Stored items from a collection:
┄┄┄┄┄┄┄┄┄┄┄┄┄┄┄┄┄┄┄┄

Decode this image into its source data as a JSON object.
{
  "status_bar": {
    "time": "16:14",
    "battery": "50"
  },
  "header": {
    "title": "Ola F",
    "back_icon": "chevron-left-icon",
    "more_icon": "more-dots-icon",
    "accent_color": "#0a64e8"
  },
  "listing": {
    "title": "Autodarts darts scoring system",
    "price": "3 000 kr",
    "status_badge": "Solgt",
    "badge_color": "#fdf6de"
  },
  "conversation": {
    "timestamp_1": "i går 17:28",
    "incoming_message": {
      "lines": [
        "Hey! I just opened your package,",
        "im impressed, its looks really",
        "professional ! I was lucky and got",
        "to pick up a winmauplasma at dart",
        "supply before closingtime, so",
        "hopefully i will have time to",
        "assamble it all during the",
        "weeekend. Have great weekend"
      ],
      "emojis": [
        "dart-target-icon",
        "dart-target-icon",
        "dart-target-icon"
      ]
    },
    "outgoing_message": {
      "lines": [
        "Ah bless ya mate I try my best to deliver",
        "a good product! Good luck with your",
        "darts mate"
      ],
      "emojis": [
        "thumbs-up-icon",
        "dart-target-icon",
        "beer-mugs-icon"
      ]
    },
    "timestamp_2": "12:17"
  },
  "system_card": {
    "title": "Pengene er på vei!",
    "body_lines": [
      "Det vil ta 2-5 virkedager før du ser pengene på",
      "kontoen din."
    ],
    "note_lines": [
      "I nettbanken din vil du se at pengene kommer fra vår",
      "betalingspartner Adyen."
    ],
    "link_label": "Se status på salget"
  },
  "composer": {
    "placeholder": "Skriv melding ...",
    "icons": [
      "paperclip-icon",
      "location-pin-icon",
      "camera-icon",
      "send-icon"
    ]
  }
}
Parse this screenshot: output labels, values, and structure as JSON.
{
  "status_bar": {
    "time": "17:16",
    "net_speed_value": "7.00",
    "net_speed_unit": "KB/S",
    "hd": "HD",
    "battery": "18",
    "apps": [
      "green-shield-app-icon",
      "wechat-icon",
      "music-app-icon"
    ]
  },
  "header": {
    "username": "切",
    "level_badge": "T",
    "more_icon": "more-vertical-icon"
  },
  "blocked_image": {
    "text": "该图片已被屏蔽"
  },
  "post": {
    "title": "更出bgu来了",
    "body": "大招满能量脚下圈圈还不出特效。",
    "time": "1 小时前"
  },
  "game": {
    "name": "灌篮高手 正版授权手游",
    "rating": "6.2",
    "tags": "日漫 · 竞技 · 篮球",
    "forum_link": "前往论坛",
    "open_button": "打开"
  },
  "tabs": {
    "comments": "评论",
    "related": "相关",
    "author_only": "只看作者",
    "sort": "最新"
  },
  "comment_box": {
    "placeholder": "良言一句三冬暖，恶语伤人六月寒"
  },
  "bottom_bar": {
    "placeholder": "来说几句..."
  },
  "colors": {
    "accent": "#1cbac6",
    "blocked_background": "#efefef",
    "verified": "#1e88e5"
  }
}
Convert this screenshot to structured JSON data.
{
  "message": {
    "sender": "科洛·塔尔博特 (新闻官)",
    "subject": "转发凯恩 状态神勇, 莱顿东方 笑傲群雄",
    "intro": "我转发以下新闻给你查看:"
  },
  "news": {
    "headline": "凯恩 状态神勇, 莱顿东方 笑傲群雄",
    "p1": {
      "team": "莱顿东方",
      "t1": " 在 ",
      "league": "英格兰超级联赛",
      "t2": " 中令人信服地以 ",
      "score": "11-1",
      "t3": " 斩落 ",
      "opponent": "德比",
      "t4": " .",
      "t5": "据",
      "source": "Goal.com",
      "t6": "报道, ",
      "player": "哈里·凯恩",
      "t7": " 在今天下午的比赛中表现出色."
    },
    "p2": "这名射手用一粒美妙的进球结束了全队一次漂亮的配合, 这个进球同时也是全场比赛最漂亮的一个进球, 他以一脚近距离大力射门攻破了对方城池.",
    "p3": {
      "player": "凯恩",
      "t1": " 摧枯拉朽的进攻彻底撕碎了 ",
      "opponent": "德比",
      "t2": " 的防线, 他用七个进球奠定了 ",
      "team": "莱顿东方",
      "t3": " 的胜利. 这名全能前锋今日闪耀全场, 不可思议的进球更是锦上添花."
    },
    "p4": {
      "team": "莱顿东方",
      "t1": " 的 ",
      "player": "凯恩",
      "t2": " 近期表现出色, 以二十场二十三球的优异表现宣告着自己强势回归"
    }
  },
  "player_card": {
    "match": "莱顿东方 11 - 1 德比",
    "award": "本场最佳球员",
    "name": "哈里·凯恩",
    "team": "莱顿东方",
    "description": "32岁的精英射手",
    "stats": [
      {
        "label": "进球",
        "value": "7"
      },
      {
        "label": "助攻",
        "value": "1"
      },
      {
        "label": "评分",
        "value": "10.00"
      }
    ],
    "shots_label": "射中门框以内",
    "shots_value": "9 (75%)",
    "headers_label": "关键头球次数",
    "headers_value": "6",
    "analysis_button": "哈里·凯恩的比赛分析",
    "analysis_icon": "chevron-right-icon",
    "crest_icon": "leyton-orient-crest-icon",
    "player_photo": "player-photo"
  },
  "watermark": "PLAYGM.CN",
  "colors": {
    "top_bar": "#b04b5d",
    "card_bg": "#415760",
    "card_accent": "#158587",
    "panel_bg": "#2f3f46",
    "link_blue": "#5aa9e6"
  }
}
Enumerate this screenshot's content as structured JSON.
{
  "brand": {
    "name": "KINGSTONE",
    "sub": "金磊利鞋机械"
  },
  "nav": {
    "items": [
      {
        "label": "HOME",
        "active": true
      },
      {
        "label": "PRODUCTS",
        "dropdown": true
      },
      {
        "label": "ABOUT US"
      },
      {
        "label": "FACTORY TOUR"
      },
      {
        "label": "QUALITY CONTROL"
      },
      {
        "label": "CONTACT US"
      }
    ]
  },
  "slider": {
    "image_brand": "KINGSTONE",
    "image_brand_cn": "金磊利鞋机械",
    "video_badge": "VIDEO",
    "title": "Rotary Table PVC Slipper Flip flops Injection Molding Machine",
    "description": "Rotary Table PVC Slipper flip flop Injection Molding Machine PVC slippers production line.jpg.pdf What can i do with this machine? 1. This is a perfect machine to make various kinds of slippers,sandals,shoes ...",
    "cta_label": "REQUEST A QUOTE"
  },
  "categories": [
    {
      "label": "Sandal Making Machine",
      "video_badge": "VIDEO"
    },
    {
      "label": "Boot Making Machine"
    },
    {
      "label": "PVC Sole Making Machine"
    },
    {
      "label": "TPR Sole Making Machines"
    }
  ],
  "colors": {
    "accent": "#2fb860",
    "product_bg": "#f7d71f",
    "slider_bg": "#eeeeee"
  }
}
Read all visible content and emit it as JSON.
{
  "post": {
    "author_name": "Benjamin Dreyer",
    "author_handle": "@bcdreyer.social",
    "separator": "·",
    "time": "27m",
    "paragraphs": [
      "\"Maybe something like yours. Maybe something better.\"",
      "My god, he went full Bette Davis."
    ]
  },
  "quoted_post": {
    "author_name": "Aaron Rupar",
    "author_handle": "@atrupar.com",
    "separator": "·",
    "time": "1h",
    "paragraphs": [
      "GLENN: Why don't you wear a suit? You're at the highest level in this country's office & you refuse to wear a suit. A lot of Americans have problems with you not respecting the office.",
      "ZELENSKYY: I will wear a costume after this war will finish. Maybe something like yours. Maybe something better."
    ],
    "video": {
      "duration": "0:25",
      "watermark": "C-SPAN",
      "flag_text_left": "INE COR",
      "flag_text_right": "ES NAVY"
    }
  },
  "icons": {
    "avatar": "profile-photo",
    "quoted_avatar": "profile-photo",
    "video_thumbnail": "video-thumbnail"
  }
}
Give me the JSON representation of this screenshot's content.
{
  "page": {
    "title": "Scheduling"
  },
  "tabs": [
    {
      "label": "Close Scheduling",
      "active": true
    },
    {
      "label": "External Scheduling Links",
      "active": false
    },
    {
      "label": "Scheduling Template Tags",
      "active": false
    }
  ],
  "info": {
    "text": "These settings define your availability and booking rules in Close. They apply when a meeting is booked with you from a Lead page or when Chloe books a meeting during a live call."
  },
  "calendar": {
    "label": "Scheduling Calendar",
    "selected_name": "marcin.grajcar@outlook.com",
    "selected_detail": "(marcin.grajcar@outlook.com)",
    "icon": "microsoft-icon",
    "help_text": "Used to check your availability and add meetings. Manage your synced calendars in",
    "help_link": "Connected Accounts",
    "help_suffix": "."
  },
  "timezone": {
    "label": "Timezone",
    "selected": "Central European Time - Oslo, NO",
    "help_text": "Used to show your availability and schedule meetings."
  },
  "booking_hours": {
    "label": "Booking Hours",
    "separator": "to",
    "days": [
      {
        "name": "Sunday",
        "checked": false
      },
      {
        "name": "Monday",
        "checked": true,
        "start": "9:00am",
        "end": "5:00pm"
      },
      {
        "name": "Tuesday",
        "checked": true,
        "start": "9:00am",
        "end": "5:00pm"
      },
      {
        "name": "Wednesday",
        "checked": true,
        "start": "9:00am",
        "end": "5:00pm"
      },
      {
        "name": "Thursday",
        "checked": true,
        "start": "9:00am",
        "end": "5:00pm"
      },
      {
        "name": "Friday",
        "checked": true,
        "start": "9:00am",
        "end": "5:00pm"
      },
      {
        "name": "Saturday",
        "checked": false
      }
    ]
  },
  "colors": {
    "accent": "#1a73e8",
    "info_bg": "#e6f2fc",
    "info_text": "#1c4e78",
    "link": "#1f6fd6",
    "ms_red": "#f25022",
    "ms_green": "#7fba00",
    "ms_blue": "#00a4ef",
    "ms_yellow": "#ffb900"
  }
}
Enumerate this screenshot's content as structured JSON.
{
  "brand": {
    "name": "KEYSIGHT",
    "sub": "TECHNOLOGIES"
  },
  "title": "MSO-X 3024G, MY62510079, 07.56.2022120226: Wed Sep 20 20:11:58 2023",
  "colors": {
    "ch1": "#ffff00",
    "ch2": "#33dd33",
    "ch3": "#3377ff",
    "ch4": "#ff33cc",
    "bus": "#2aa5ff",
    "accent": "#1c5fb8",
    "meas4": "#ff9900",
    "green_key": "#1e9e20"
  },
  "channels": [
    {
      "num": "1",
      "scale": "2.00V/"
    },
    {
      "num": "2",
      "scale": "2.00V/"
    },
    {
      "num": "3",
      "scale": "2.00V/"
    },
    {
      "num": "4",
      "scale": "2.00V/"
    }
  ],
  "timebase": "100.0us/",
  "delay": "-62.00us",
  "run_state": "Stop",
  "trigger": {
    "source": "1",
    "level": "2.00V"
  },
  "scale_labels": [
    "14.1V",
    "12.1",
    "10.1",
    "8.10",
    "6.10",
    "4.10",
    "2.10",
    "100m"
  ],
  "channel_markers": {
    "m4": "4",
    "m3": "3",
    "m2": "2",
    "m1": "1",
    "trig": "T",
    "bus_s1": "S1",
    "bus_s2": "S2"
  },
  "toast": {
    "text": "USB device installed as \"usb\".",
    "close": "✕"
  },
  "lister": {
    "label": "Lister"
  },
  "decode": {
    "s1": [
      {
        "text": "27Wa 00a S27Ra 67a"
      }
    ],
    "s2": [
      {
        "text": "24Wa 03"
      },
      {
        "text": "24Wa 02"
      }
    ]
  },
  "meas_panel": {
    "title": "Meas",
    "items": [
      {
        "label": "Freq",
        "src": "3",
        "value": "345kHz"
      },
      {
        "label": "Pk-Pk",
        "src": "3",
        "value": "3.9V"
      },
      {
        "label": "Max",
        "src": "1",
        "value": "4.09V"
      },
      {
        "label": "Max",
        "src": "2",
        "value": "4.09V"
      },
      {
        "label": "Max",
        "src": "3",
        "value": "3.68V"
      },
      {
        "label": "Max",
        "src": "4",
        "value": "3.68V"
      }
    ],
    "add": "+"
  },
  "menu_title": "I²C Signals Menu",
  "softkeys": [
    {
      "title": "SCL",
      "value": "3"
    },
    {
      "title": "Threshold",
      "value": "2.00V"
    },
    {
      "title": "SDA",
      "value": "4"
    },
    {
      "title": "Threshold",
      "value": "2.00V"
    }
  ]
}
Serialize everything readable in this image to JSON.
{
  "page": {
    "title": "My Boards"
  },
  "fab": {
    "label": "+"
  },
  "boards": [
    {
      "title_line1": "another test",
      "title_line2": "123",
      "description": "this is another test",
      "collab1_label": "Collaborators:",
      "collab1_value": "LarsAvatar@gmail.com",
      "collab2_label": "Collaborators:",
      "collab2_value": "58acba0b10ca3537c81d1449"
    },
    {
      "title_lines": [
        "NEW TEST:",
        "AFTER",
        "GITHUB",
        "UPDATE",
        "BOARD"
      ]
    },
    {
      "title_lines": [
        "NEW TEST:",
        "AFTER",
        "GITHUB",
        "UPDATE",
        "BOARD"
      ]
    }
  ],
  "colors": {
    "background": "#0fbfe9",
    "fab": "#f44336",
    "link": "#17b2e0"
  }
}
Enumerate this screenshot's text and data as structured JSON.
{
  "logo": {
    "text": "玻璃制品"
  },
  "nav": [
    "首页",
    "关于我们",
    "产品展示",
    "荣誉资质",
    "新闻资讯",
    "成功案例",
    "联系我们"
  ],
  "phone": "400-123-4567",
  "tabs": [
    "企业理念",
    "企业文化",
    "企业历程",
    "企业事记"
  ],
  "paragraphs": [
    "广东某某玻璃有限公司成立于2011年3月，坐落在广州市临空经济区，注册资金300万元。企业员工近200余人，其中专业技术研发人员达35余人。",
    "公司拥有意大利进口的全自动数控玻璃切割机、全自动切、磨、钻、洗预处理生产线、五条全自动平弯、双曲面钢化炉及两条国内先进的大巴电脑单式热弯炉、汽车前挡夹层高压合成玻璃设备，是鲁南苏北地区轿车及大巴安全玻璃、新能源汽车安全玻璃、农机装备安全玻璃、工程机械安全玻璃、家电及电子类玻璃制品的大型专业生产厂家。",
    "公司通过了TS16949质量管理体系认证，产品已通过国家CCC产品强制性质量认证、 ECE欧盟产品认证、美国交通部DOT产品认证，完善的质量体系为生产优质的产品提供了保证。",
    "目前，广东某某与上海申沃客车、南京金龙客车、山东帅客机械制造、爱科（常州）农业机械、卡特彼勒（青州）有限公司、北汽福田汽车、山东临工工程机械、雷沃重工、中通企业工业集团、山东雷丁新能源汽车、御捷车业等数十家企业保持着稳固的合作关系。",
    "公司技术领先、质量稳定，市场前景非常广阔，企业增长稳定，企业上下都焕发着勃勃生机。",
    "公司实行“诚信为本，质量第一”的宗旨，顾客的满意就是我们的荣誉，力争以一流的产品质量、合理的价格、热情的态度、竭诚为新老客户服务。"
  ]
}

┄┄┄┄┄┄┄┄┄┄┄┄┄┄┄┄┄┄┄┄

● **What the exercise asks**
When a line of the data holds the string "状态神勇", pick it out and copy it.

● **Task answer**
    "subject": "转发凯恩 状态神勇, 莱顿东方 笑傲群雄",
    "headline": "凯恩 状态神勇, 莱顿东方 笑傲群雄",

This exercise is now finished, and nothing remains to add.